Recent genetic analysis found no evidence that a single new mutant version of the virus was to blame, said Dr. Umesh Parashar, head of the CDC group focused on viral bowel diseases.
Adenovirus infections are not routinely tracked in the United States, so it is unclear if there has been a recent increase in viral activity. In fact, adenoviruses are so common that researchers aren’t sure what to make of their presence in these cases.
“If we start testing everybody for adenovirus, they’ll find so many kids” who have it, said Dr. Heli Bhatt, a pediatric gastroenterologist who treated two Minnesota children with liver problems. .
One was a child who arrived nearly five months ago with liver failure. Doctors couldn’t figure out why. Unfortunately, “having no cause is something that happens,” Bhatt said. About a third of cases of acute liver failure remain unexplained, experts have estimated.

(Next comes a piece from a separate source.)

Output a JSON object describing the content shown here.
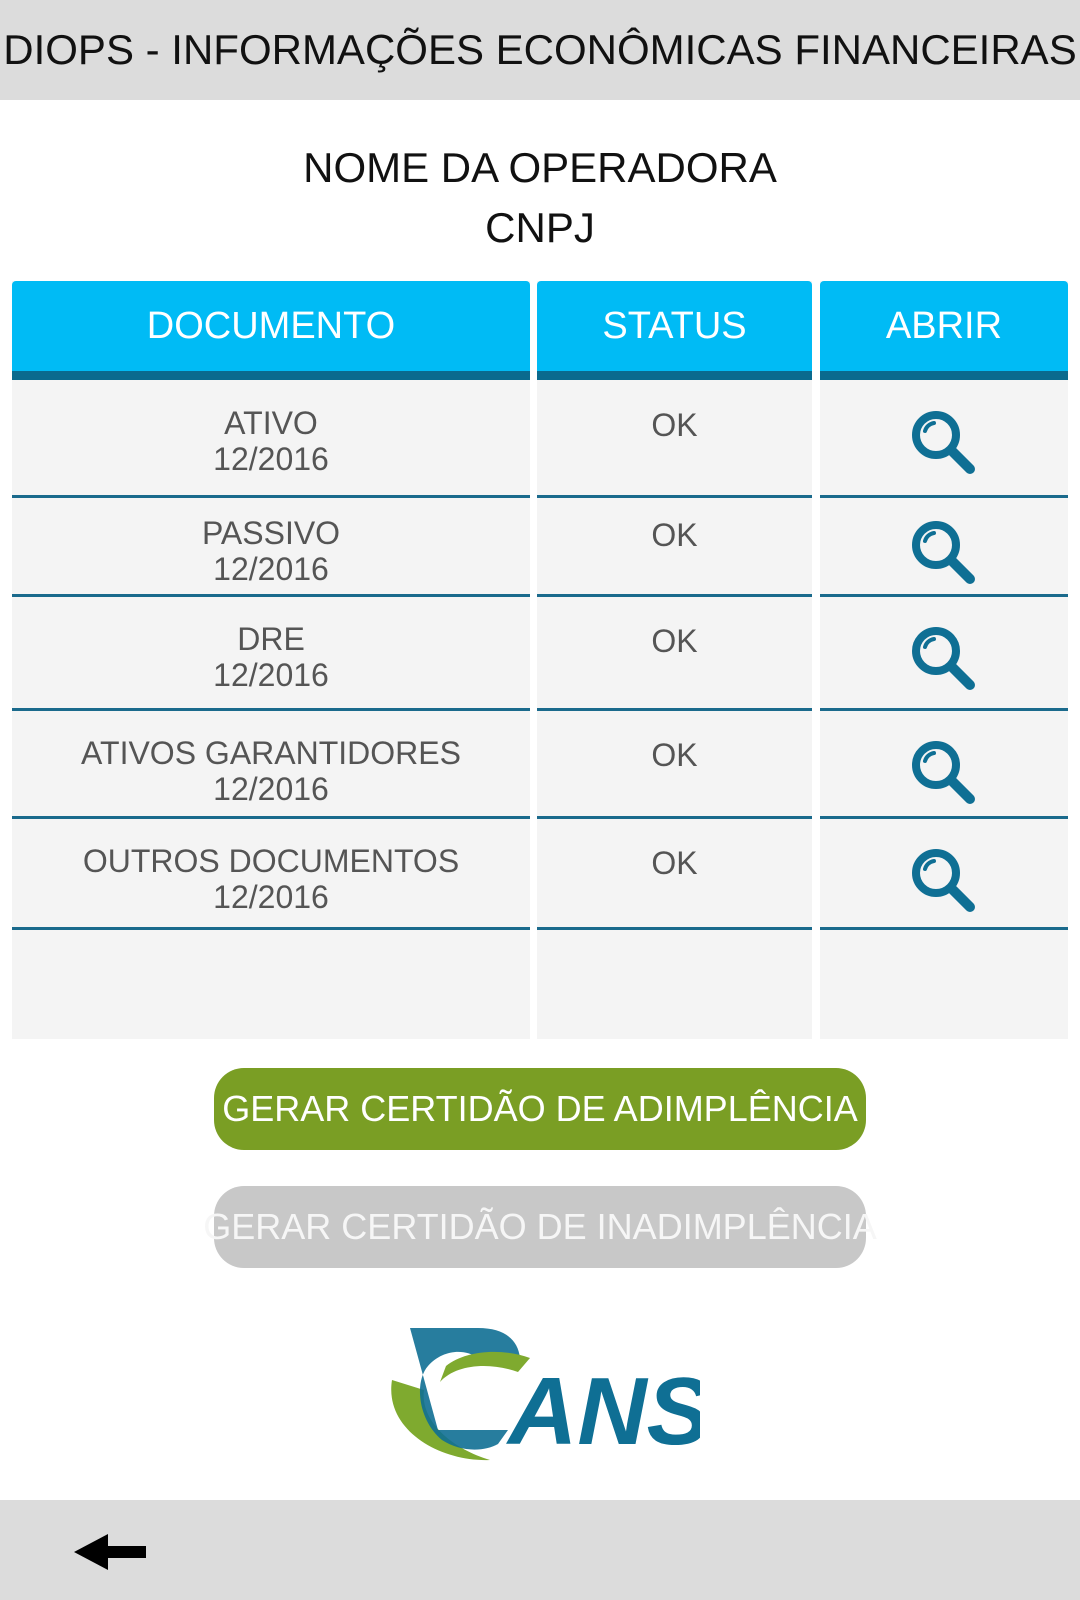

Bhatt said the second child she saw fell ill last month. By then, health officials had drawn attention to the cases, and she and other doctors began to go back and review unexplained illnesses since October.
Indeed, many of the cases added to the tally in recent weeks were not recent illnesses but rather earlier illnesses that were reassessed. About 10% of US cases occurred in May, Butler said. The rate appears to have been relatively stable since the fall, he added.
It’s possible doctors are simply discovering a phenomenon that’s been going on for years, some scientists have said.
Another possible explanation: COVID-19.
The CDC recently estimated that in February, 75% of American children had been infected with the coronavirus.
Only 10% to 15% of children with the mysterious hepatitis had COVID-19, according to nasal swab tests taken when they were checked into the hospital, health officials said.
But investigators are questioning previous coronavirus infections. It’s possible that coronavirus particles lurking in the gut are playing a role, said Petter Brodin, a pediatric immunologist at Imperial College London.
In a paper published earlier this month in the medical journal Lancet, Brodin and another scientist suggested that a combination of persistent coronavirus and adenovirus infection could trigger a liver-damaging immune system response.
“I think it’s an unfortunate set of circumstances that could explain this,” Brodin told the AP.
Butler said researchers have seen such complex reactions before, and investigators are discussing ways to better test the hypothesis.
He said it was “not at all out of the realm of plausibility”.
A preprint study from Case Western Reserve University, which has not yet been peer-reviewed, suggested that children with COVID-19 had a significantly higher risk of liver damage.
Dr. Markus Buchfellner, a pediatric infectious disease physician at the University of Alabama at Birmingham, helped identify the first US cases in the fall.
The illnesses were “strange” and concerning, he said. Six months later, “we don’t really know what we’re dealing with”.